**Work to complete:** Where the string "text" shows up in a line of the records, copy that line.

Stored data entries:
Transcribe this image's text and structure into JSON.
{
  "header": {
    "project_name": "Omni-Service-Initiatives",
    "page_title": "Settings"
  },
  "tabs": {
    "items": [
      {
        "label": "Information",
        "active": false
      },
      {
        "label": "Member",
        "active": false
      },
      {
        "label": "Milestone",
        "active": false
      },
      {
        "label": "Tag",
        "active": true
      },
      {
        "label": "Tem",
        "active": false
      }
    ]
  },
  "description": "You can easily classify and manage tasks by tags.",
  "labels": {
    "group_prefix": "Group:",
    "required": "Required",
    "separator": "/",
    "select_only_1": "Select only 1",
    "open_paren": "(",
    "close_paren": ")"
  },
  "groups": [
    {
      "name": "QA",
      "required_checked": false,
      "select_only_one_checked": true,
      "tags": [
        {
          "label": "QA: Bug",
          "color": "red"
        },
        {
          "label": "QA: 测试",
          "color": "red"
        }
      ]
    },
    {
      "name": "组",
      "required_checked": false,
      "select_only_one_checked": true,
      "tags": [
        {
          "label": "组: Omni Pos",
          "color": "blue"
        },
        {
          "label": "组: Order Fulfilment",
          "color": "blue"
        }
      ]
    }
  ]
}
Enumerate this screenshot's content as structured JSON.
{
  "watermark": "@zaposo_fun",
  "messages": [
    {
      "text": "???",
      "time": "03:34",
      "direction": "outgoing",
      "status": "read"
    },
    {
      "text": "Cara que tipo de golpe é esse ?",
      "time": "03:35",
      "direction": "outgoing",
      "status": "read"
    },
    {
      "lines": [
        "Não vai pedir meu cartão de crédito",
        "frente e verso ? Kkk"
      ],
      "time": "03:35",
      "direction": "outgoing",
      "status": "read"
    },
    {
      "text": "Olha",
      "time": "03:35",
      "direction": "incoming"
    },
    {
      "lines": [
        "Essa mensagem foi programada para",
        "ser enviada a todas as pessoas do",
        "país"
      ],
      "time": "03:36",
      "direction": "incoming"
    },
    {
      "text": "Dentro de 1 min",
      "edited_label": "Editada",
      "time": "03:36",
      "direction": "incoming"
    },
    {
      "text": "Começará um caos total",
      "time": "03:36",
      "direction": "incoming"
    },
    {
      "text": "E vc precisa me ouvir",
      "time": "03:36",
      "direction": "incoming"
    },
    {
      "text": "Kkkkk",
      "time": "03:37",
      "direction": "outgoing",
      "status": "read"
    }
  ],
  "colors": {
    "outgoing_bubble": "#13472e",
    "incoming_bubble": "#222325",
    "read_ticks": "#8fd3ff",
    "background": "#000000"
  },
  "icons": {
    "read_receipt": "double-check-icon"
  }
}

**Response area:**
Transcribe this image's text and structure into JSON.
      "text": "???",
      "text": "Cara que tipo de golpe é esse ?",
      "text": "Olha",
      "text": "Dentro de 1 min",
      "text": "Começará um caos total",
      "text": "E vc precisa me ouvir",
      "text": "Kkkkk",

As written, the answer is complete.